-------- Data listing --------
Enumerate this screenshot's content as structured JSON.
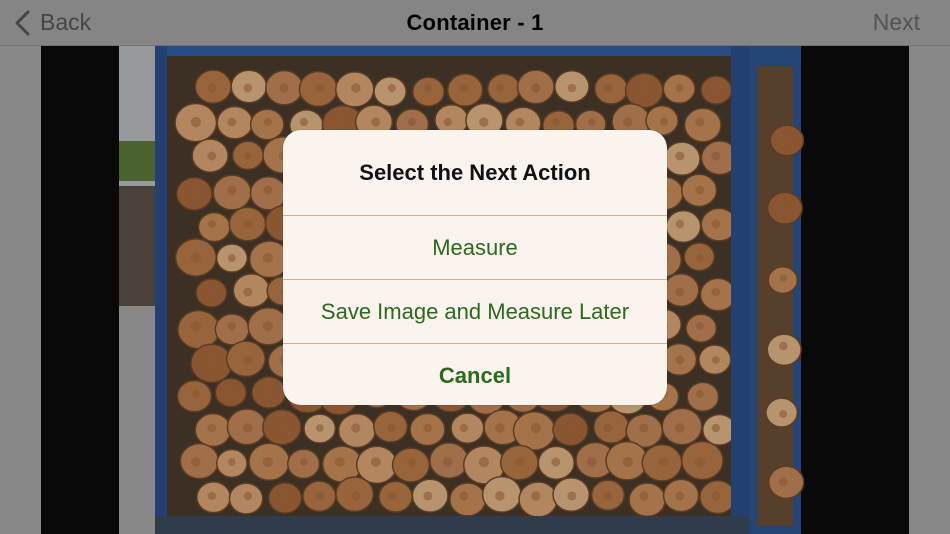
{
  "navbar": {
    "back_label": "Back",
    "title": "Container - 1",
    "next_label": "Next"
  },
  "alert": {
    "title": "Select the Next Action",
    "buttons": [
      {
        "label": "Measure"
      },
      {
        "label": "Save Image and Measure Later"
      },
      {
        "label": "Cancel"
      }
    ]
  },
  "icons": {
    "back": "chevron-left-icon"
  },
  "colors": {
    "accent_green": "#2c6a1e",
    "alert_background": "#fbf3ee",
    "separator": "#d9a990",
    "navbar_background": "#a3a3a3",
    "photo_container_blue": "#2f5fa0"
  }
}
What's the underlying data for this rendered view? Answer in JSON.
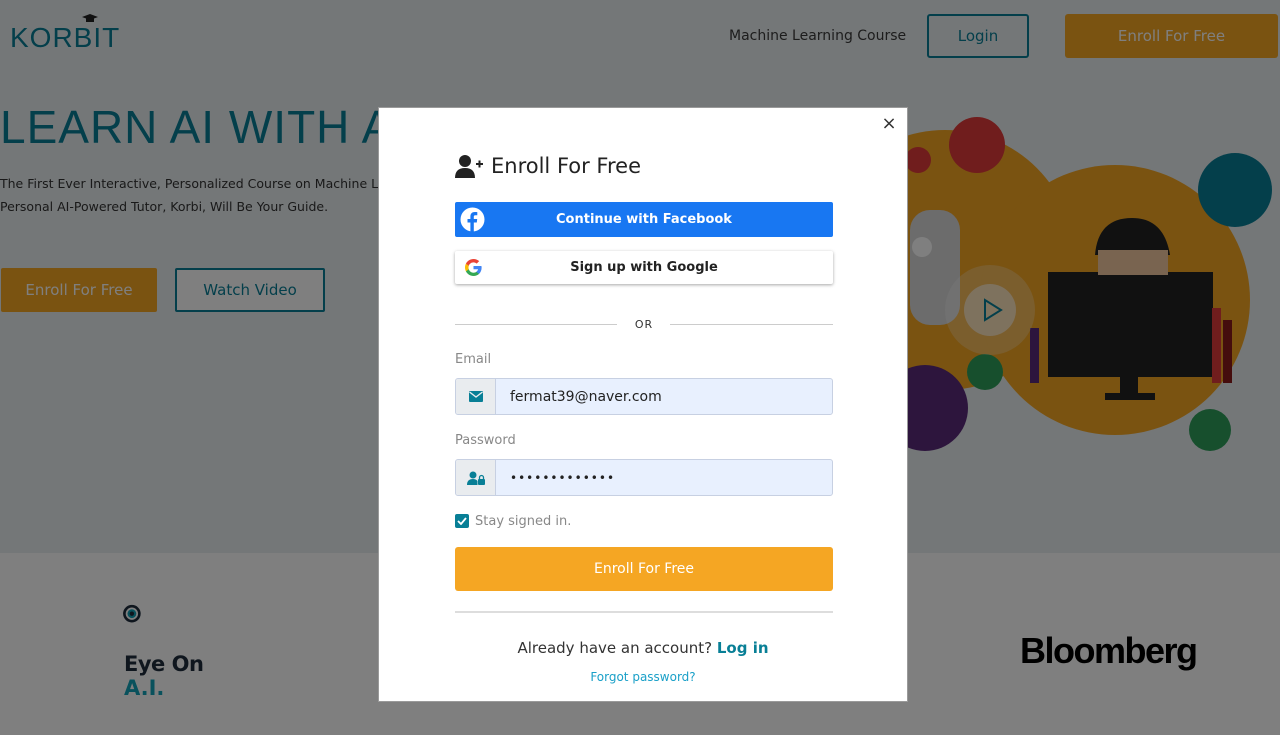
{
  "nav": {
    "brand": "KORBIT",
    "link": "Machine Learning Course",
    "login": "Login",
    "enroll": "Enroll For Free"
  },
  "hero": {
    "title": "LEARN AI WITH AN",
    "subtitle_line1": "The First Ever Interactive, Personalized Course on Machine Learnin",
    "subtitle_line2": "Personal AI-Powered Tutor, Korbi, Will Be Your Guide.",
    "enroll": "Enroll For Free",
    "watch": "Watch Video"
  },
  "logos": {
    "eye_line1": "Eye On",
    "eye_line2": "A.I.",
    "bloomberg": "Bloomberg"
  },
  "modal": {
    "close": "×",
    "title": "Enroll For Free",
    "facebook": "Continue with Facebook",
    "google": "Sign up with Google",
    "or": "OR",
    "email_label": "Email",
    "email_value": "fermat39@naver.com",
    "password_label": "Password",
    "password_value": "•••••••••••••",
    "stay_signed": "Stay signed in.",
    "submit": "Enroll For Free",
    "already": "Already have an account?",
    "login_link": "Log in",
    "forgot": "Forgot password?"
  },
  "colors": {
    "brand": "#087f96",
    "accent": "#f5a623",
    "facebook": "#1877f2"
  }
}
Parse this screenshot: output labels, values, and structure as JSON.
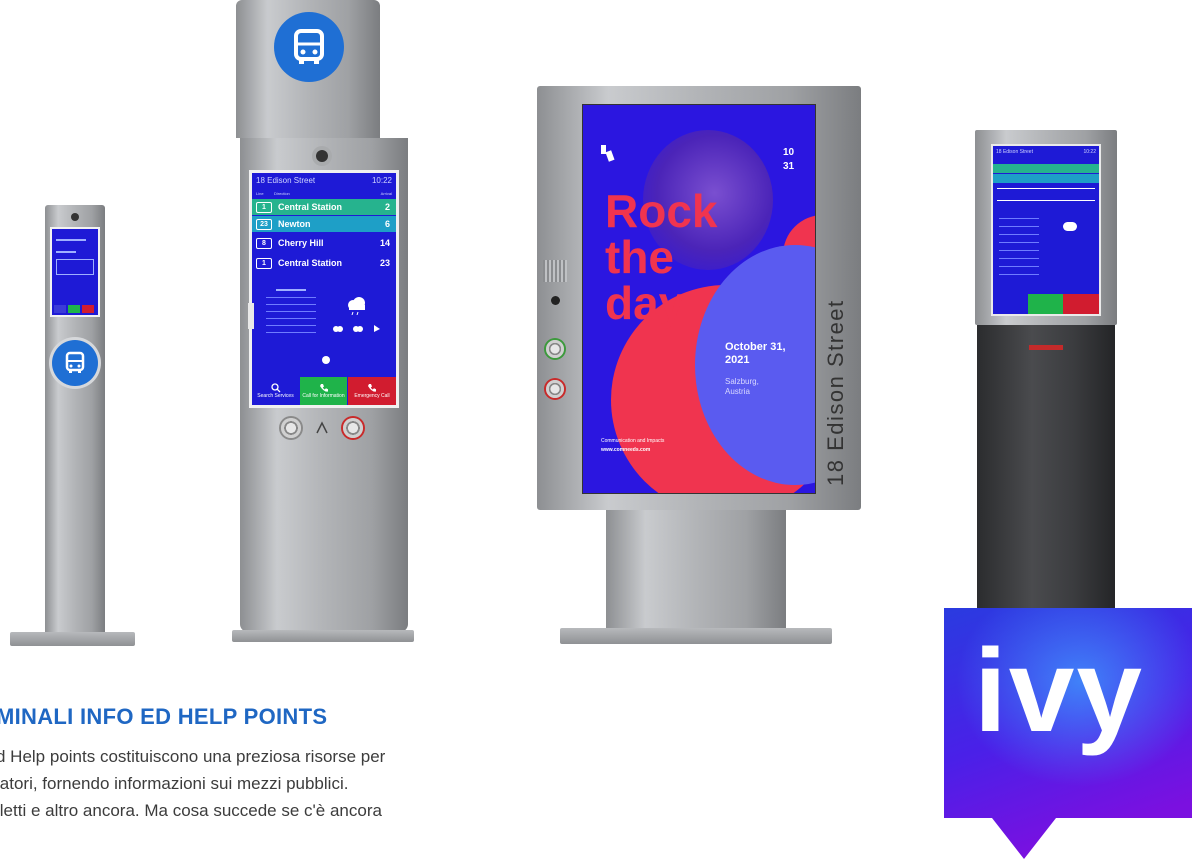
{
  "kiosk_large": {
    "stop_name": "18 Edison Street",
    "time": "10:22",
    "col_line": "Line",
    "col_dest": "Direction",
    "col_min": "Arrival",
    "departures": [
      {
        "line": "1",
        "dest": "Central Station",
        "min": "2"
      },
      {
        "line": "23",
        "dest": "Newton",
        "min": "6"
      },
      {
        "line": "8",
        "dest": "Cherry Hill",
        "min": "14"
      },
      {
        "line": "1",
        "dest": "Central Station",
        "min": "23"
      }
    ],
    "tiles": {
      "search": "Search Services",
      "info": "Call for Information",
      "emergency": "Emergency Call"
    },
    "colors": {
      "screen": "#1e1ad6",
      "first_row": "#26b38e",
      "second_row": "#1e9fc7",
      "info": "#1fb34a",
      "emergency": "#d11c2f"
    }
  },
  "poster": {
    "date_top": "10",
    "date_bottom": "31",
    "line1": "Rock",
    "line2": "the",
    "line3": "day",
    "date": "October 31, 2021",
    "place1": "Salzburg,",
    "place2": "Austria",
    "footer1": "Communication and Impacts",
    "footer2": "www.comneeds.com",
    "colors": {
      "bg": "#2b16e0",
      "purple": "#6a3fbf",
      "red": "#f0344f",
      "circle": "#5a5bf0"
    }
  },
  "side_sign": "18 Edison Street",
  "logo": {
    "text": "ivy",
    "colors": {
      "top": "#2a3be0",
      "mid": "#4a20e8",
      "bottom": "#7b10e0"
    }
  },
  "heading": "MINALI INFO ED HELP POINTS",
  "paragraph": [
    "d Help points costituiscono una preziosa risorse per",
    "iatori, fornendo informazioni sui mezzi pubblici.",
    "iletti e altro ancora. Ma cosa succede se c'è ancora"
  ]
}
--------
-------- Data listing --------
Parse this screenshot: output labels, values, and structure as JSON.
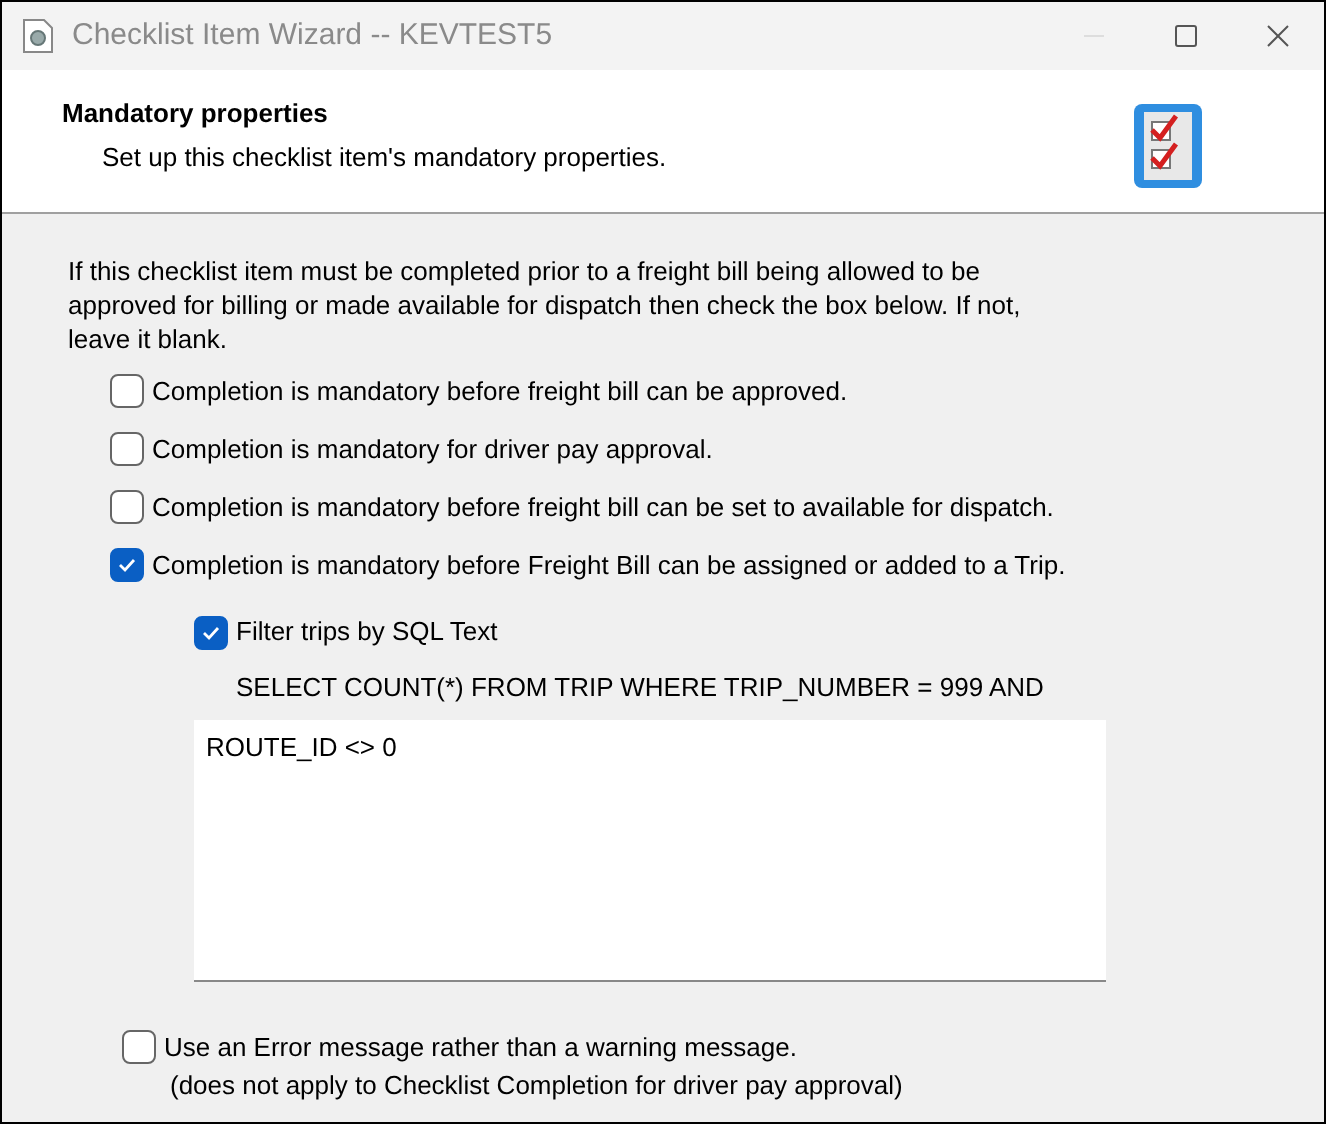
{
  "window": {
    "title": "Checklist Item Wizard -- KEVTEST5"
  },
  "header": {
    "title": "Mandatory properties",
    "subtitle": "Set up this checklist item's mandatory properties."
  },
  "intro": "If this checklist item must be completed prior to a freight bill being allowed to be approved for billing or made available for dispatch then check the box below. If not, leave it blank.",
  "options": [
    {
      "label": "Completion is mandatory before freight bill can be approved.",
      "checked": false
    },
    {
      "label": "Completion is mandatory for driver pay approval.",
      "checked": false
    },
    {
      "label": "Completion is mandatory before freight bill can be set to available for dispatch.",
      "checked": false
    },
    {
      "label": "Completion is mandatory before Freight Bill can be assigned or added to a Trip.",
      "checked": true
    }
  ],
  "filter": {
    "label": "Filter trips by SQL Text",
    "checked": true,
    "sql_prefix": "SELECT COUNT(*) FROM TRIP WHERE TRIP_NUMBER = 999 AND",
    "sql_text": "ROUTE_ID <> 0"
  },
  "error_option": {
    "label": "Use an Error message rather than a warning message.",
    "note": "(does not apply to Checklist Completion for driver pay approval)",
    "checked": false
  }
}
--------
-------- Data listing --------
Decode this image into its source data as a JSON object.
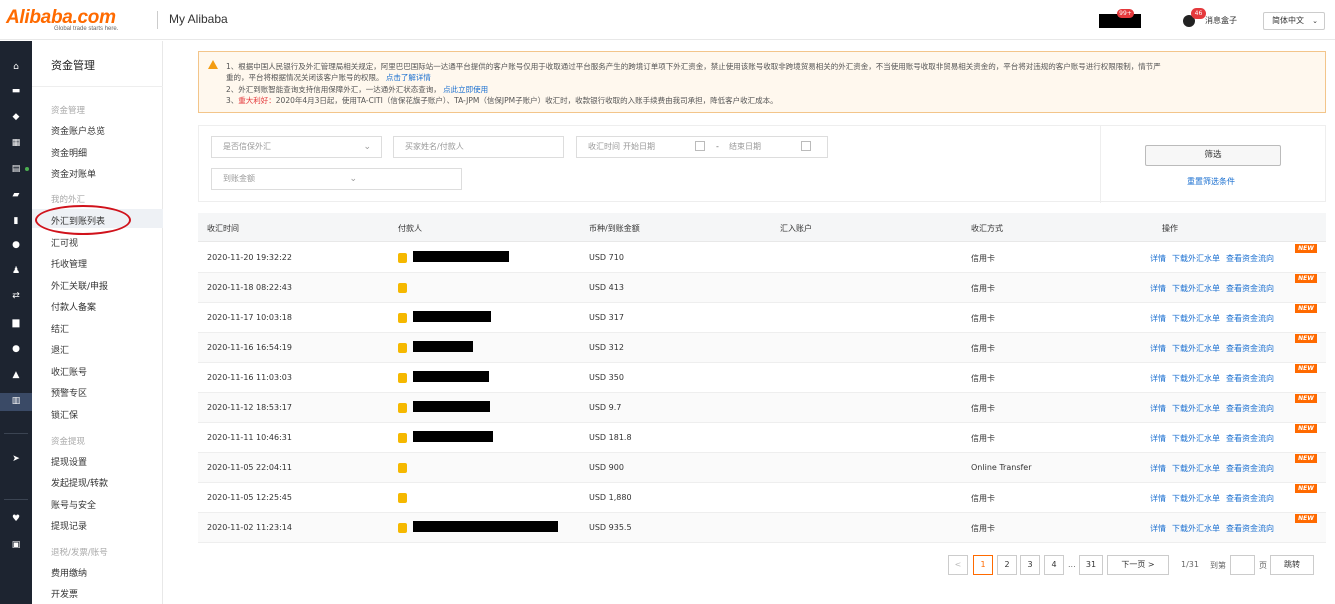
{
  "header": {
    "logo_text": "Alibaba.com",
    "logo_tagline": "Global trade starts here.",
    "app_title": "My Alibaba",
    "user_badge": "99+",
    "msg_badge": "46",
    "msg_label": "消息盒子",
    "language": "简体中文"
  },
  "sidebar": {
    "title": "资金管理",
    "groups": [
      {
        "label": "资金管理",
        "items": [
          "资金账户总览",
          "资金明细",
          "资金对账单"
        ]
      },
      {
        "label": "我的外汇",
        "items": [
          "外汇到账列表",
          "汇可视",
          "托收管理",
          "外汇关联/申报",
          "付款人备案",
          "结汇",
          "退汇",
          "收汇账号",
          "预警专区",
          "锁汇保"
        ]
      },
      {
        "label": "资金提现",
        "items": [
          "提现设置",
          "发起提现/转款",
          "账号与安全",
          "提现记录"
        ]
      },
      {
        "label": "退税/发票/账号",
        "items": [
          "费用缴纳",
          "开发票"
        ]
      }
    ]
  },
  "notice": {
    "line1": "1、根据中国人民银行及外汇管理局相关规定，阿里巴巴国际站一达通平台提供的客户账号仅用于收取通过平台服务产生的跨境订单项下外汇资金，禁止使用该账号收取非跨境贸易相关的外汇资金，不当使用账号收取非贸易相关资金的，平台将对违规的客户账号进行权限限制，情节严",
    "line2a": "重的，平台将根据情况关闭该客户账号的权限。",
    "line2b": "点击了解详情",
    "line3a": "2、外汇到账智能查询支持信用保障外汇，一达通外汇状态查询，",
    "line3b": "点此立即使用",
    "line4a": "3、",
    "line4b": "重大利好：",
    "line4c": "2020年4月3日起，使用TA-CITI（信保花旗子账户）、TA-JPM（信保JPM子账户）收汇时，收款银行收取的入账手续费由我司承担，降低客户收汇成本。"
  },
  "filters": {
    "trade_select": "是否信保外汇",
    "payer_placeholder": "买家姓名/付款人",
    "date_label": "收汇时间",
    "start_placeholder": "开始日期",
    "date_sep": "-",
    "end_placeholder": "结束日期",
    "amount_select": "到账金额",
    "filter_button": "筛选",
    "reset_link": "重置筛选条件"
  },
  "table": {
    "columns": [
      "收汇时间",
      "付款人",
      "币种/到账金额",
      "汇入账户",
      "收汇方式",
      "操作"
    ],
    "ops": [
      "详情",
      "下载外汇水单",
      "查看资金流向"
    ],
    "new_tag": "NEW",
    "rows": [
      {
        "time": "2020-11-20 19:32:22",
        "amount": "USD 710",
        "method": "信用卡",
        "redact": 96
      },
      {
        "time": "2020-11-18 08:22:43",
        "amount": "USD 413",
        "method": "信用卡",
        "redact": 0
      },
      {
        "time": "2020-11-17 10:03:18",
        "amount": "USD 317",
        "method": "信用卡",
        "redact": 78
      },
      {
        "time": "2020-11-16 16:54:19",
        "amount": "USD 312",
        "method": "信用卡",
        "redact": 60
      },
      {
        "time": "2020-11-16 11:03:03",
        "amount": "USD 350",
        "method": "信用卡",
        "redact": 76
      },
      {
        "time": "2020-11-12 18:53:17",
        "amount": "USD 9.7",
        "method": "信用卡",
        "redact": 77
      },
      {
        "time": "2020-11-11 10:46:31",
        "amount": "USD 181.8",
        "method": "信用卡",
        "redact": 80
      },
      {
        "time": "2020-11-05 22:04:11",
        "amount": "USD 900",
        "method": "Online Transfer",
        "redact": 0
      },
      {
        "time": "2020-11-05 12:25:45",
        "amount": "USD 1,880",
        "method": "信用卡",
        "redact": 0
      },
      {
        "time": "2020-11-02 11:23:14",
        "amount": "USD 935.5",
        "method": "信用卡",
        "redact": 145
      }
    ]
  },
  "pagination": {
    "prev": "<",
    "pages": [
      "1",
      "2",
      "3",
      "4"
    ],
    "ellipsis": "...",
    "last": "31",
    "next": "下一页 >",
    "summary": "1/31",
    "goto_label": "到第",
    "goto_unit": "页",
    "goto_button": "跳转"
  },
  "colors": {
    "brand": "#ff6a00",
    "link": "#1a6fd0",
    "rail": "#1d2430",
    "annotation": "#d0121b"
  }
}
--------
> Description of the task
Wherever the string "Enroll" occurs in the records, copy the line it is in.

> Output
    "enroll": "Enroll For Free"
    "enroll": "Enroll For Free",
    "title": "Enroll For Free",
    "submit": "Enroll For Free",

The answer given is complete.